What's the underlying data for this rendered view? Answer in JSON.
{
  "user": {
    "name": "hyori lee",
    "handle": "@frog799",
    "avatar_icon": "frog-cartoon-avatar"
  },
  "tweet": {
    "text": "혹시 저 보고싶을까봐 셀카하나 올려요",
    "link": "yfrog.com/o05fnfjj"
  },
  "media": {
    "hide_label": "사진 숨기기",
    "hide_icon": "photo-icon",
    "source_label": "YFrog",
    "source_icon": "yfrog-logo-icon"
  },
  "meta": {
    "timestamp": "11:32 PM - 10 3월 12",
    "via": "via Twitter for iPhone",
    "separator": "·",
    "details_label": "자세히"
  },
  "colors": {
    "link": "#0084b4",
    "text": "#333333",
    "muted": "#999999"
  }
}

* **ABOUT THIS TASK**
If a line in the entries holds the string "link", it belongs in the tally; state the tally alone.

* **YOUR RESPONSE**
2